• **WHAT YOU SHOULD DO**
Scan the records below for the word "icon". Copy each line where it appears.
++++ MATERIALS PROVIDED
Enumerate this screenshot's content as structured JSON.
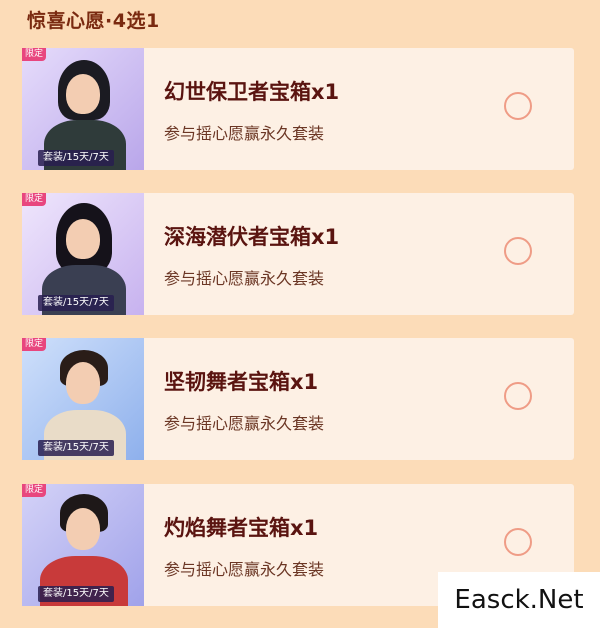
{
  "header": {
    "title": "惊喜心愿·4选1"
  },
  "options": [
    {
      "title": "幻世保卫者宝箱x1",
      "desc": "参与摇心愿赢永久套装",
      "limited": "限定",
      "tag": "套装/15天/7天",
      "bg": "#c8b8ee",
      "hair": "#1b1b22",
      "torso": "#2f3b3a"
    },
    {
      "title": "深海潜伏者宝箱x1",
      "desc": "参与摇心愿赢永久套装",
      "limited": "限定",
      "tag": "套装/15天/7天",
      "bg": "#d7c6f4",
      "hair": "#15121a",
      "torso": "#3a3f52"
    },
    {
      "title": "坚韧舞者宝箱x1",
      "desc": "参与摇心愿赢永久套装",
      "limited": "限定",
      "tag": "套装/15天/7天",
      "bg": "#9fbdf0",
      "hair": "#2a1d18",
      "torso": "#e9dcc8"
    },
    {
      "title": "灼焰舞者宝箱x1",
      "desc": "参与摇心愿赢永久套装",
      "limited": "限定",
      "tag": "套装/15天/7天",
      "bg": "#b4b6ef",
      "hair": "#1e1818",
      "torso": "#c83a3a"
    }
  ],
  "watermark": {
    "text": "Easck.Net"
  }
}
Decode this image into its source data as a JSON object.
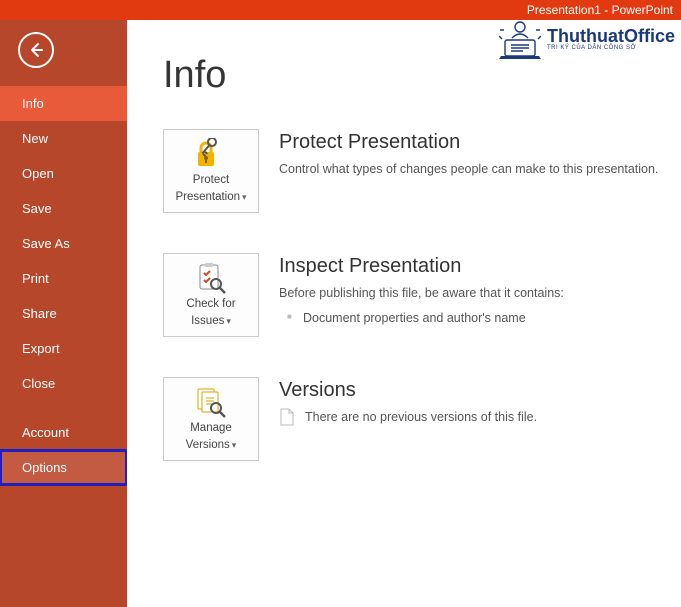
{
  "titlebar": {
    "text": "Presentation1 -  PowerPoint"
  },
  "watermark": {
    "brand": "ThuthuatOffice",
    "tagline": "TRI KỶ CỦA DÂN CÔNG SỞ"
  },
  "sidebar": {
    "items": [
      {
        "label": "Info"
      },
      {
        "label": "New"
      },
      {
        "label": "Open"
      },
      {
        "label": "Save"
      },
      {
        "label": "Save As"
      },
      {
        "label": "Print"
      },
      {
        "label": "Share"
      },
      {
        "label": "Export"
      },
      {
        "label": "Close"
      },
      {
        "label": "Account"
      },
      {
        "label": "Options"
      }
    ]
  },
  "page": {
    "title": "Info"
  },
  "protect": {
    "tile_l1": "Protect",
    "tile_l2": "Presentation",
    "heading": "Protect Presentation",
    "desc": "Control what types of changes people can make to this presentation."
  },
  "inspect": {
    "tile_l1": "Check for",
    "tile_l2": "Issues",
    "heading": "Inspect Presentation",
    "desc": "Before publishing this file, be aware that it contains:",
    "item1": "Document properties and author's name"
  },
  "versions": {
    "tile_l1": "Manage",
    "tile_l2": "Versions",
    "heading": "Versions",
    "desc": "There are no previous versions of this file."
  }
}
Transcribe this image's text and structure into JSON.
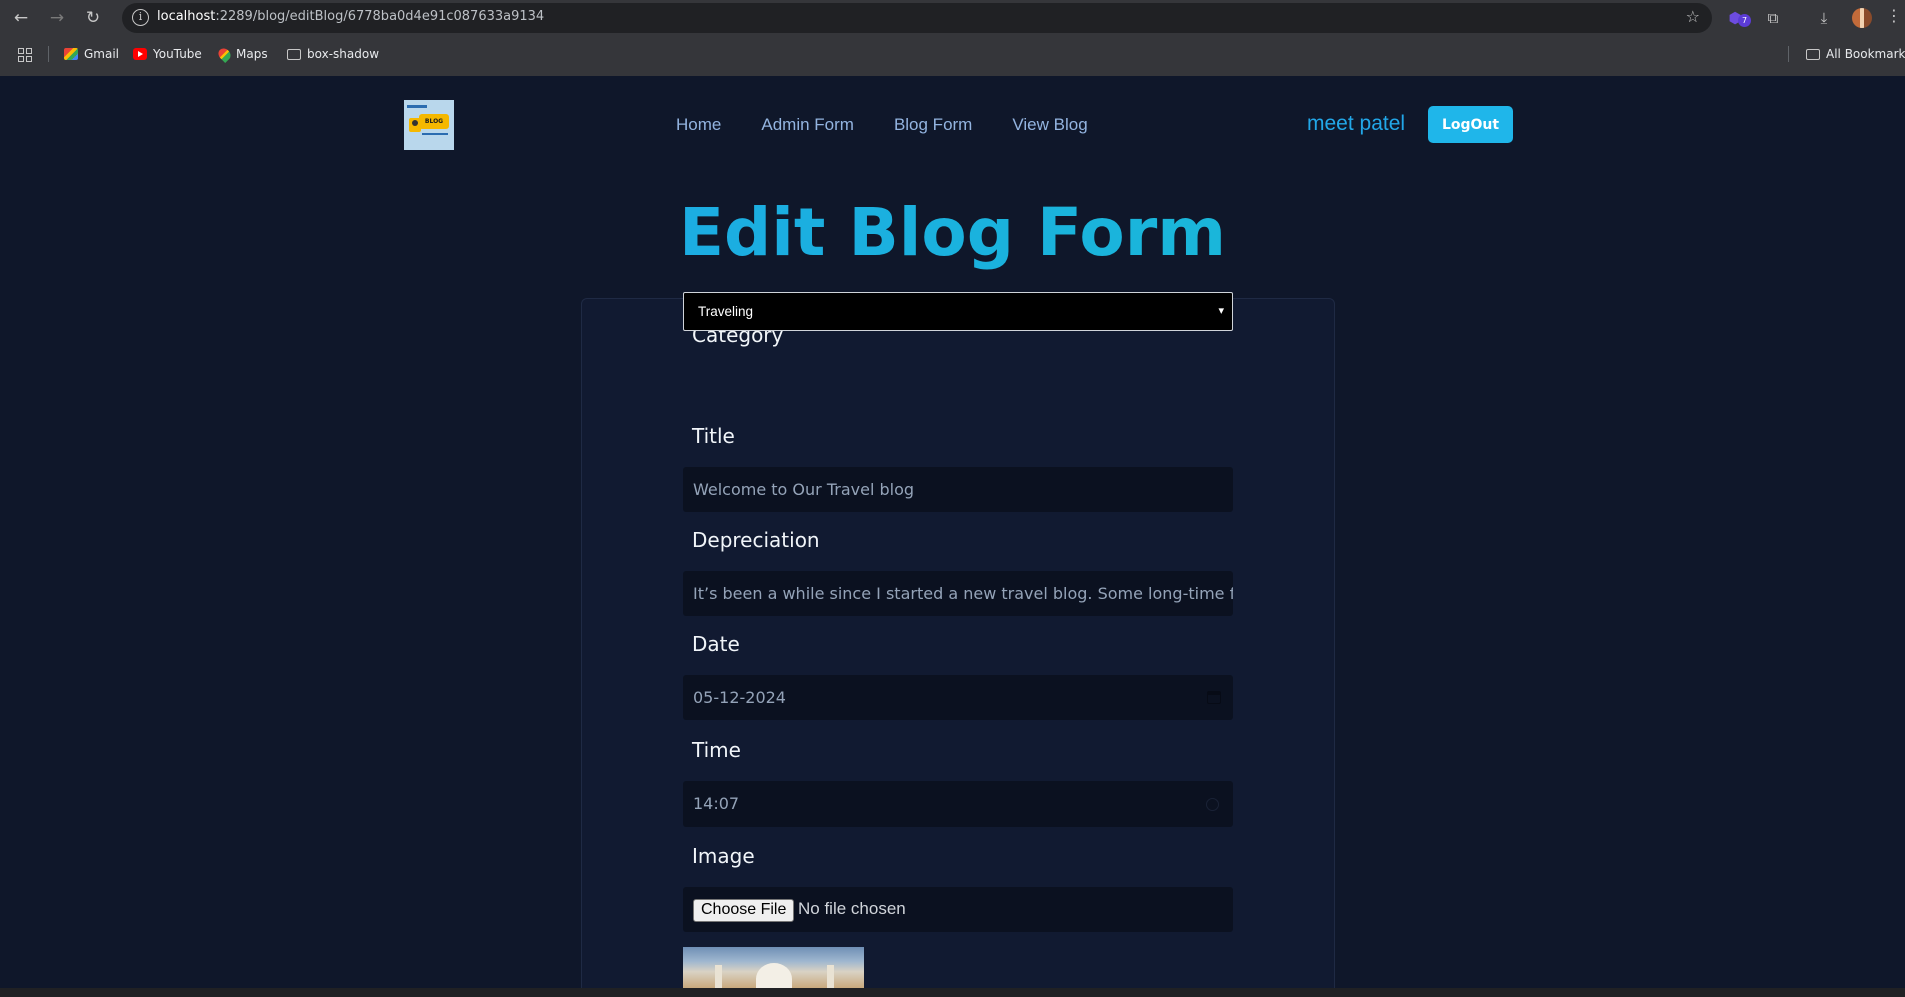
{
  "browser": {
    "url_host": "localhost",
    "url_path": ":2289/blog/editBlog/6778ba0d4e91c087633a9134",
    "extension_badge": "7",
    "bookmarks": [
      {
        "label": "Gmail",
        "icon": "gmail-icon"
      },
      {
        "label": "YouTube",
        "icon": "youtube-icon"
      },
      {
        "label": "Maps",
        "icon": "maps-icon"
      },
      {
        "label": "box-shadow",
        "icon": "folder-icon"
      }
    ],
    "all_bookmarks_label": "All Bookmarks"
  },
  "header": {
    "logo_text": "BLOG",
    "nav": [
      "Home",
      "Admin Form",
      "Blog Form",
      "View Blog"
    ],
    "username": "meet patel",
    "logout_label": "LogOut"
  },
  "form": {
    "title": "Edit Blog Form",
    "category_label": "Category",
    "category_value": "Traveling",
    "title_label": "Title",
    "title_value": "Welcome to Our Travel blog",
    "description_label": "Depreciation",
    "description_value": "It’s been a while since I started a new travel blog. Some long-time follo",
    "date_label": "Date",
    "date_value": "05-12-2024",
    "time_label": "Time",
    "time_value": "14:07",
    "image_label": "Image",
    "choose_file_label": "Choose File",
    "no_file_text": "No file chosen"
  },
  "colors": {
    "background": "#0f172a",
    "accent": "#1fb6ea",
    "title_gradient_start": "#1ea0ec",
    "title_gradient_end": "#17c3d0"
  }
}
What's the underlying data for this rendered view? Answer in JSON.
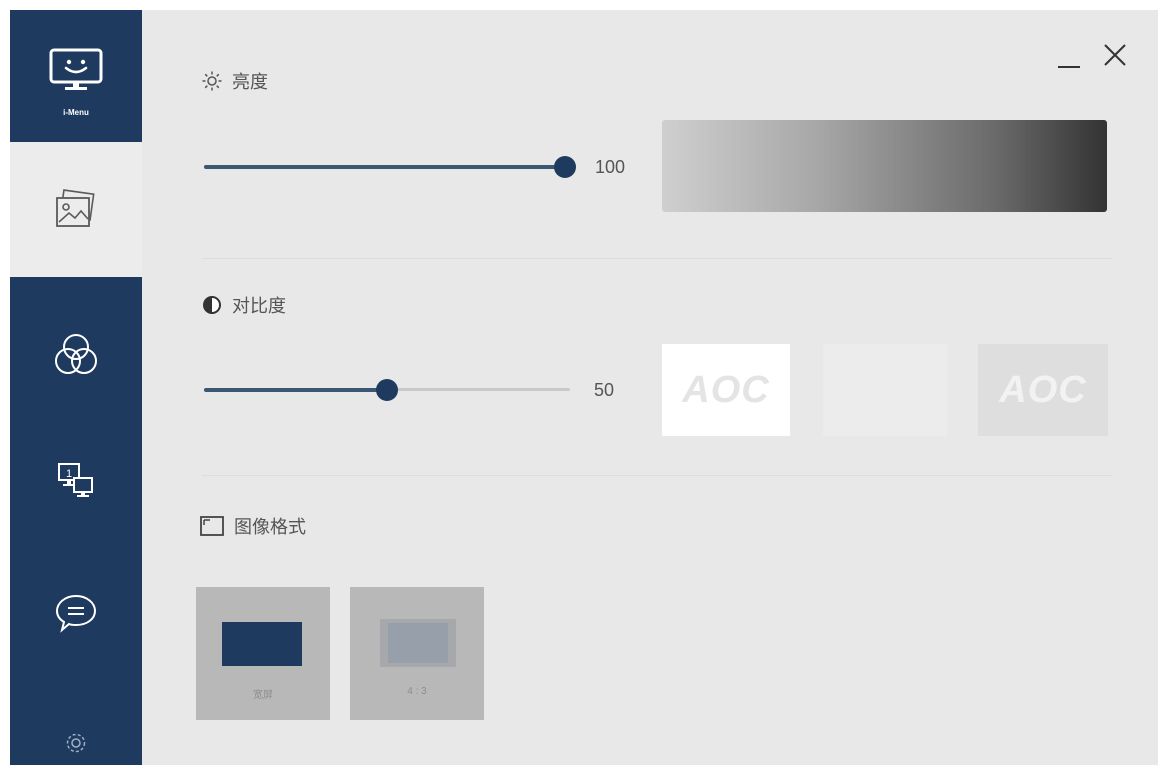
{
  "sidebar": {
    "logo_label": "i-Menu",
    "items": [
      {
        "icon": "image-setting-icon",
        "active": true
      },
      {
        "icon": "color-circles-icon",
        "active": false
      },
      {
        "icon": "multi-screen-icon",
        "active": false
      },
      {
        "icon": "chat-bubble-icon",
        "active": false
      },
      {
        "icon": "gear-icon",
        "active": false
      }
    ]
  },
  "window_controls": {
    "minimize": "minimize-icon",
    "close": "close-icon"
  },
  "brightness": {
    "title": "亮度",
    "value": "100",
    "fraction": 1.0
  },
  "contrast": {
    "title": "对比度",
    "value": "50",
    "fraction": 0.5,
    "presets": [
      {
        "label": "AOC",
        "style": "high"
      },
      {
        "label": "",
        "style": "low"
      },
      {
        "label": "AOC",
        "style": "medium"
      }
    ]
  },
  "image_format": {
    "title": "图像格式",
    "options": [
      {
        "label": "宽屏",
        "selected": true
      },
      {
        "label": "4 : 3",
        "selected": false
      }
    ]
  },
  "colors": {
    "sidebar": "#1e3a5f",
    "background": "#e8e8e8",
    "accent": "#1e3a5f"
  }
}
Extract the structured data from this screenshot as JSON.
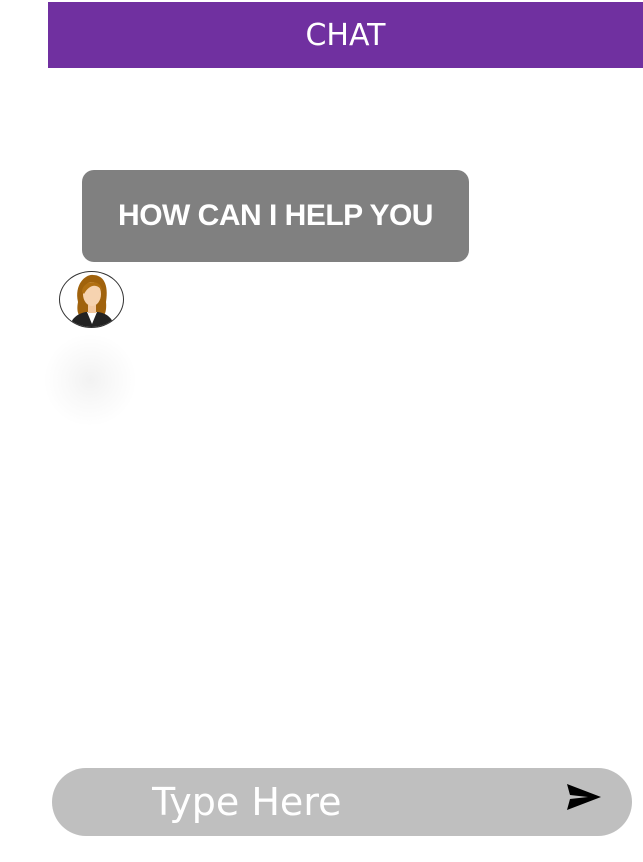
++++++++
• **THE COMPLETED TASK**
        "icon": "gmail-icon"
        "icon": "youtube-icon"
        "icon": "maps-icon"
        "icon": "folder-icon"
        "icon": "image-setting-icon",
        "icon": "color-circles-icon",
        "icon": "multi-screen-icon",
        "icon": "chat-bubble-icon",
        "icon": "gear-icon",
    "minimize": "minimize-icon",
    "close": "close-icon"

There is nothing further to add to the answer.